To my regular blog readers, it's probably pretty clear that I'm fond of a little show called Veronica Mars. I've been lucky enough to tempt numerous friends and family members to watch it, and they've all enjoyed it, from my grandmother right down to my most recent convert, a coworker buddy.
I bring this up because Season 2 of VM is released on DVD today. If my numerous posts haven't convinced you to give this show a try by now, perhaps this awesome promo, first aired at Comic-Con, will do the trick.
So do yourself a favor, and go buy the DVDs. You've got plenty of time to get caught up before the Season Three premiere on October 3rd.
After watching 9 episodes of Prison Break back to back on Saturday in an attempt to get caught up before last night's Season Two premiere, I've come to the conclusion that mainlining TV shows has both good and bad aspects.
The good part is that you keep the momentum of the show going. This is great particularly for fast-paced shows in which only a brief period elapses between episodes. When you watch episodes in big batches, you don't have to put in the extra emotional energy of waiting for things to be resolved week to week. They leave you on a cliffhanger? You get it resolved ten minutes later when you watch the following episode.

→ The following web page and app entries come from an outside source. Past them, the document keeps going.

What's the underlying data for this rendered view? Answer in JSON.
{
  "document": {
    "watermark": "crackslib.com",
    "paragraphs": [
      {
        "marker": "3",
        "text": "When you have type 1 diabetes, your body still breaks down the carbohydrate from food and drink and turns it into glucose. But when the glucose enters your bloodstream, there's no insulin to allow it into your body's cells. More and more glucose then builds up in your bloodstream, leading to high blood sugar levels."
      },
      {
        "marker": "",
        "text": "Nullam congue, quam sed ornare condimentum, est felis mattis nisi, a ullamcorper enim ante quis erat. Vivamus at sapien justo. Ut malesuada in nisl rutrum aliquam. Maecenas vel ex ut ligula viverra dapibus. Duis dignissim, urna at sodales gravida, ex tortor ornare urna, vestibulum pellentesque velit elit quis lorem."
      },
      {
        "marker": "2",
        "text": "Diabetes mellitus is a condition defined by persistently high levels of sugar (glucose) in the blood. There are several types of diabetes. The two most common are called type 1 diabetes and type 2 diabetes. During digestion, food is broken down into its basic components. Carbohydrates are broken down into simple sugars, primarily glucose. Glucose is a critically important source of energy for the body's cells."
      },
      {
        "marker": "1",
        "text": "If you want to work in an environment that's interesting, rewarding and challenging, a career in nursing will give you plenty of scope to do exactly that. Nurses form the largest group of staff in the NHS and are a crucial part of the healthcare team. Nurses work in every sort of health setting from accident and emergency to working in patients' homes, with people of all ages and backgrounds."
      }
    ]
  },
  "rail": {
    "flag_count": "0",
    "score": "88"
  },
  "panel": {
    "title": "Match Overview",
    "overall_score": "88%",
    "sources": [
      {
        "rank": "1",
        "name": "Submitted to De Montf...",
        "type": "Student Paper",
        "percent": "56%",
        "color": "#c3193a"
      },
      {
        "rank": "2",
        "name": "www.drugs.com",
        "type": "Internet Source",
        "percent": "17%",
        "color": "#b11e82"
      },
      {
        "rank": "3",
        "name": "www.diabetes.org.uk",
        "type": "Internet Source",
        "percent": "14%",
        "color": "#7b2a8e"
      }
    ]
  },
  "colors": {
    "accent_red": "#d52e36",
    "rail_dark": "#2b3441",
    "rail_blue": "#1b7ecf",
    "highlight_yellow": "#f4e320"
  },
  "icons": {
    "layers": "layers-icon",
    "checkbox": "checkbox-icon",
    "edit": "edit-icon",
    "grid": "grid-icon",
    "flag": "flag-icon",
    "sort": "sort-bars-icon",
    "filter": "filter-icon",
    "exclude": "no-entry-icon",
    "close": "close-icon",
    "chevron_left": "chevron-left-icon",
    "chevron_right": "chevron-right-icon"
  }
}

This can also be helpful for shows that have convoluted mysteries. It might be hard to maintain your interest (and keep plot points straight) from week to week, but when you watch them all in a batch, you'll have a better understanding of the flow of clues and investigations.
The downside, however, is that character development can suffer. When you take a day to watch episodes that are meant to occur over the space of a few months in a character's lives, it can be hard to understand their reasoning and reactions. Something that happened months ago to them was just a few hours ago to you. What's meant to be a gradual thaw between characters can seem like a microwaved plot if watched too quickly.
When I first got a friend hooked on Veronica Mars, we watched the entire half of the first season in one night -- from "Silence of the Lamb" to "Leave It To Beaver". While I happily re-watched the L-V romance unfold in hyperspeed, she found it a bit jarring to see Logan's intentions towards Veronica change over just a few hours. She didn't see their week-by-week progress towards becoming friends again -- she saw Veronica kissing someone who thought she was trash. After watching the episodes a few more times, however, she had a better sense of what the characters were meant to have gone through.
All in all, I think watching TV shows marathon style works if a show 1) is meant to occur in near-real time, like Lost or Prison Break or 2) if the characters don't change too much over the course of a season, like House. Which reminds me: I've got a DVD to go purchase...